By Jeff Brumley
Melissa Browning’s Facebook page tells the story. More specifically, it tells Kelly Gissendaner’s story.
Post after post describes the life and death of the Georgia inmate executed by lethal injection last week.
“The amazing grace of Kelly Gissendaner,” “Kelly Gissendaner execution is Georgia’s latest worldwide saga” and “Georgia executes first woman in 70 years” are just a few.
But these and the other headlines also reveal much about Browning — an assistant professor at Mercer University’s McAfee School of Theology — and her devoted service to the small army of organizers who waged a months-long public relations and social media campaign to save Gissendaner’s life.
While disappointed in the state’s refusal to show Gissendaner mercy, Browning, who had earned a theology certificate in a prison-based program provided by McAfee and other local divinity schools, said she was encouraged by the fierce determination of students and preachers, and especially Cooperative Baptist ministers.
“I would call CBF pastors and they would show up — [former CBF Executive Coordinator] Daniel Vestal showed up,” she said.
Browning spoke with Baptist News Global following Gissendaner’s death about what it’s like to fight so hard for a cause and, in some ways, come up short.
Have you been mourning?
It’s a lot of mourning.
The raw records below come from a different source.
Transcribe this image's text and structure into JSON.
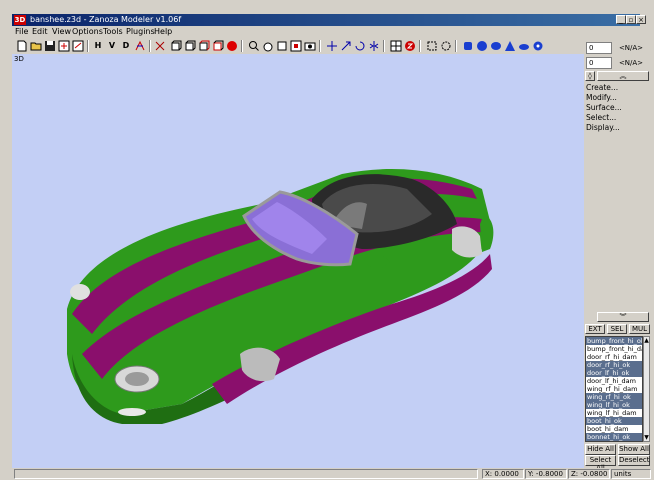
{
  "window": {
    "title": "banshee.z3d - Zanoza Modeler v1.06f",
    "app_icon": "3D"
  },
  "menu": [
    "File",
    "Edit",
    "View",
    "Options",
    "Tools",
    "Plugins",
    "Help"
  ],
  "toolbar": {
    "h_label": "H",
    "v_label": "V",
    "d_label": "D"
  },
  "viewport": {
    "label": "3D",
    "background": "#c3cff5"
  },
  "panel": {
    "spin_1_value": "0",
    "spin_1_label": "<N/A>",
    "spin_2_value": "0",
    "spin_2_label": "<N/A>",
    "commands": [
      "Create...",
      "Modify...",
      "Surface...",
      "Select...",
      "Display..."
    ],
    "tabs": [
      "EXT",
      "SEL",
      "MUL"
    ],
    "objects": [
      {
        "name": "bump_front_hi_ok",
        "selected": true
      },
      {
        "name": "bump_front_hi_dam",
        "selected": false
      },
      {
        "name": "door_rf_hi_dam",
        "selected": false
      },
      {
        "name": "door_rf_hi_ok",
        "selected": true
      },
      {
        "name": "door_lf_hi_ok",
        "selected": true
      },
      {
        "name": "door_lf_hi_dam",
        "selected": false
      },
      {
        "name": "wing_rf_hi_dam",
        "selected": false
      },
      {
        "name": "wing_rf_hi_ok",
        "selected": true
      },
      {
        "name": "wing_lf_hi_ok",
        "selected": true
      },
      {
        "name": "wing_lf_hi_dam",
        "selected": false
      },
      {
        "name": "boot_hi_ok",
        "selected": true
      },
      {
        "name": "boot_hi_dam",
        "selected": false
      },
      {
        "name": "bonnet_hi_ok",
        "selected": true
      }
    ],
    "hide_all": "Hide All",
    "show_all": "Show All",
    "select_all": "Select All",
    "deselect": "Deselect"
  },
  "status": {
    "x": "X: 0.0000",
    "y": "Y: -0.8000",
    "z": "Z: -0.0800",
    "units": "units"
  },
  "colors": {
    "car_green": "#2e9a1c",
    "car_magenta": "#8a0f6c",
    "glass": "#8a6fd6"
  }
}
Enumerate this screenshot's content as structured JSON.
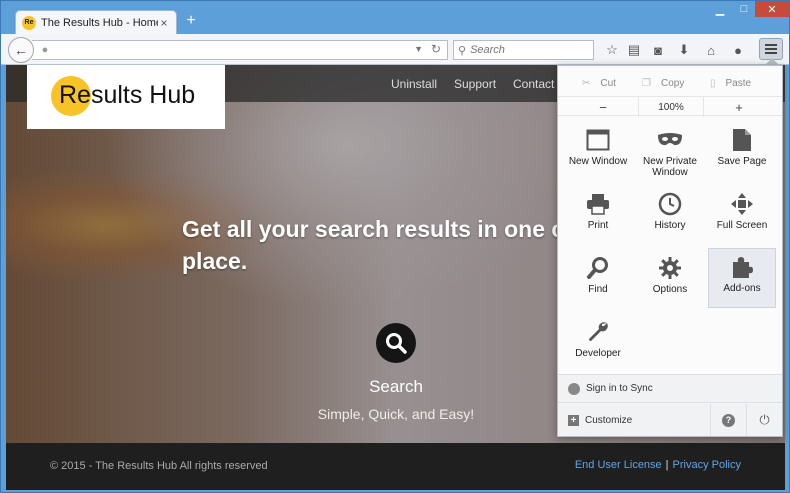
{
  "browser": {
    "tab_title": "The Results Hub - Home P...",
    "tab_favicon_text": "Re",
    "search_placeholder": "Search"
  },
  "page": {
    "logo_text": "Results Hub",
    "nav": [
      "Uninstall",
      "Support",
      "Contact"
    ],
    "hero_title": "Get all your search results in one click in one place.",
    "hero_title_visible": "Get all your search results in one c place.",
    "search_label": "Search",
    "search_sub": "Simple, Quick, and Easy!",
    "footer_copy": "© 2015 - The Results Hub All rights reserved",
    "footer_link_1": "End User License",
    "footer_link_2": "Privacy Policy"
  },
  "menu": {
    "cut": "Cut",
    "copy": "Copy",
    "paste": "Paste",
    "zoom_out": "−",
    "zoom_value": "100%",
    "zoom_in": "+",
    "items": [
      {
        "label": "New Window",
        "icon": "window-icon"
      },
      {
        "label": "New Private Window",
        "icon": "mask-icon"
      },
      {
        "label": "Save Page",
        "icon": "page-icon"
      },
      {
        "label": "Print",
        "icon": "printer-icon"
      },
      {
        "label": "History",
        "icon": "clock-icon"
      },
      {
        "label": "Full Screen",
        "icon": "fullscreen-icon"
      },
      {
        "label": "Find",
        "icon": "magnifier-icon"
      },
      {
        "label": "Options",
        "icon": "gear-icon"
      },
      {
        "label": "Add-ons",
        "icon": "puzzle-icon"
      },
      {
        "label": "Developer",
        "icon": "wrench-icon"
      }
    ],
    "sync": "Sign in to Sync",
    "customize": "Customize"
  },
  "colors": {
    "titlebar": "#5d9fd9",
    "brand_yellow": "#f7c326",
    "footer_link": "#5ea6e8"
  }
}
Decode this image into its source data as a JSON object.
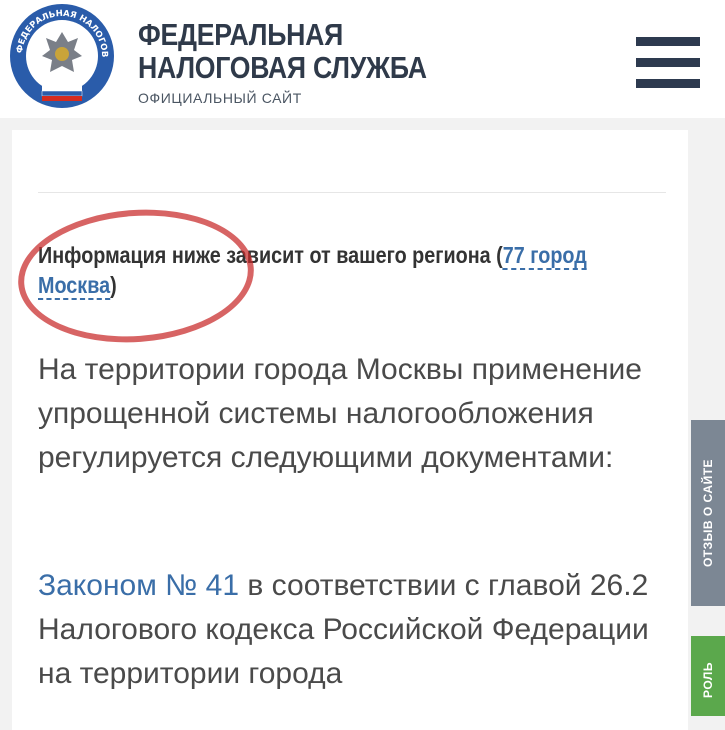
{
  "header": {
    "logo_ring_text": "ФЕДЕРАЛЬНАЯ НАЛОГОВАЯ СЛУЖБА",
    "title_line1": "ФЕДЕРАЛЬНАЯ",
    "title_line2": "НАЛОГОВАЯ СЛУЖБА",
    "subtitle": "ОФИЦИАЛЬНЫЙ САЙТ",
    "menu_icon": "hamburger-menu-icon"
  },
  "main": {
    "region_notice_prefix": "Информация ниже зависит от вашего региона (",
    "region_link": "77 город Москва",
    "region_notice_suffix": ")",
    "paragraph1": "На территории города Москвы применение упрощенной системы налогообложения регулируется следующими документами:",
    "law_link": "Законом № 41",
    "law_text": " в соответствии с главой 26.2 Налогового кодекса Российской Федерации на территории города"
  },
  "side_tabs": {
    "feedback": "ОТЗЫВ О САЙТЕ",
    "green_tab": "РОЛЬ"
  },
  "colors": {
    "brand_dark": "#2d3a4f",
    "link": "#3a6ea8",
    "annotation_circle": "#c82828",
    "feedback_tab": "#7c8794",
    "green_tab": "#5ba84c"
  }
}
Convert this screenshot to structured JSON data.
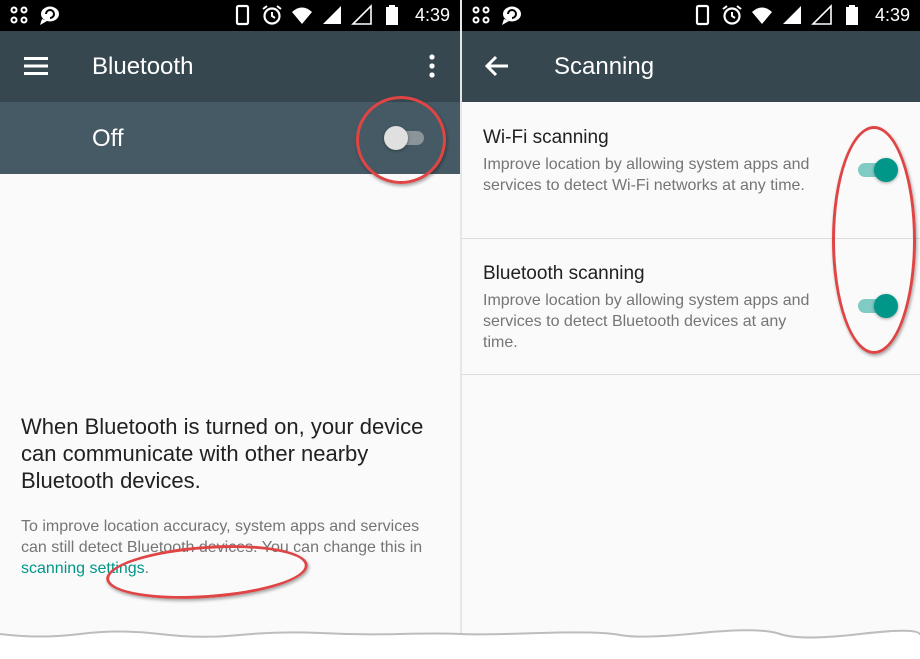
{
  "status_bar": {
    "time": "4:39",
    "icons": [
      "app-icon",
      "chat-icon",
      "phone-icon",
      "alarm-icon",
      "wifi-icon",
      "signal-icon",
      "signal-empty-icon",
      "battery-icon"
    ]
  },
  "bluetooth_screen": {
    "title": "Bluetooth",
    "menu_icon": "hamburger-menu-icon",
    "overflow_icon": "more-vert-icon",
    "switch_label": "Off",
    "switch_state": "off",
    "description": "When Bluetooth is turned on, your device can communicate with other nearby Bluetooth devices.",
    "note_text": "To improve location accuracy, system apps and services can still detect Bluetooth devices. You can change this in ",
    "note_link": "scanning settings",
    "note_end": "."
  },
  "scanning_screen": {
    "title": "Scanning",
    "back_icon": "arrow-back-icon",
    "items": [
      {
        "title": "Wi-Fi scanning",
        "summary": "Improve location by allowing system apps and services to detect Wi-Fi networks at any time.",
        "state": "on"
      },
      {
        "title": "Bluetooth scanning",
        "summary": "Improve location by allowing system apps and services to detect Bluetooth devices at any time.",
        "state": "on"
      }
    ]
  },
  "colors": {
    "toolbar": "#37474f",
    "switch_bar": "#455a64",
    "accent": "#009688",
    "annotation": "#e04545"
  }
}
I’ve never experienced anything like I experienced [that] night.
Where were you during the execution?
I was with Kelly’s daughter, Kayla, and a small group of pastors and friends, seven of us, at a separate location. We were just absolutely appalled by the way this was happening and what we were watching. We were watching the trauma Kayla was experiencing … when she found out her mom had been murdered by the state. It was unreal.
When did you learn Kelly had actually been executed?
After all her appeals were denied, you know it was happening but didn’t know precisely when. Not even the children knew. A DOC [Department of Corrections] spokesperson came out to the vigil. She died at 12:12 a.m. (Sept. 30)
How was Kayla during all of this?
The thing that was tremendously difficult is that the parole board agreed to hear one last piece Tuesday morning. Her kids had to choose between a visit with her [Kelly] or go to the parole board. All three went and when they arrived they were told only one could speak. So all three missed seeing their mom — they didn’t get to hug her a last time …. And in the end, the board upheld the decision [for execution]. The lawyers asked for another 24 hours, but the state could not wait for another 24 hours. The kids are going to be forever [traumatized by this].
What bothered you most about how it all unfolded?
As a Baptist minister the thing that disturbs me is that the [parole] board is mostly Baptist … yet they made this decision not to consider the children of the person who was killed. They made a decision that redemption and transformation don’t matter.
How did you come to be involved with the effort to save Kelly?
We started a campaign in March, Kelly on my Mind, during the first round. There was a bunch of us doing what we could — some seminary professors from Emory. I am from McAfee. The goal at that point was just trying to tell her story because the only thing in the news was her last meal, how she had ordered a lot of food. It was repulsive. She was part of our theology program, she had helped people in prison and prevented suicides, and nobody knew any of that. So we wanted to tell her story.
How did it go?
We published articles. We got the press involved. Then the first execution date was canceled because of snow, then because of cloudy drugs. Then we had more time. The second time around we built on the first campaign. We had no real funding. It was grassroots … with a core group and students doing social media …. It was an interesting moment for all of our students to come up against the death penalty and against a political machine that’s this strong and to bear witness to Kelly’s life and to stand with her in her life …. I had three students who organized a vigil on Monday afternoon [the day before the execution]. Our community was very supportive of Kelly.
Was it all worth it?
Absolutely. God does not call us to possible tasks; God calls us to impossible tasks. He expects us to build his kingdom. We cannot measure success with small things. It’s not something that’s measurable, so we can’t say that we failed. … We were able to start a movement where people did not forget about Kelly. It opened a way to think about the death penalty, what is happening in the prison system. A lot of people changed their minds on the death penalty after walking alongside Kelly, particularly Baptists who said Kelly’s story has made them think about the death penalty because of this. I anticipate a decrease in support for the death penalty in Georgia. We promised Kelly not to let her death be in vain and [her death] has motivated faith leaders to double down.
A lot of the folks have already done vigils for others on death row and there are a lot of people who are doing anti-death penalty work. … But we have a lot more work to do to really help people engage in the death penalty.… We have to preach that God is a God of redemption and grace. There is so much support in scripture for anti-death penalty work.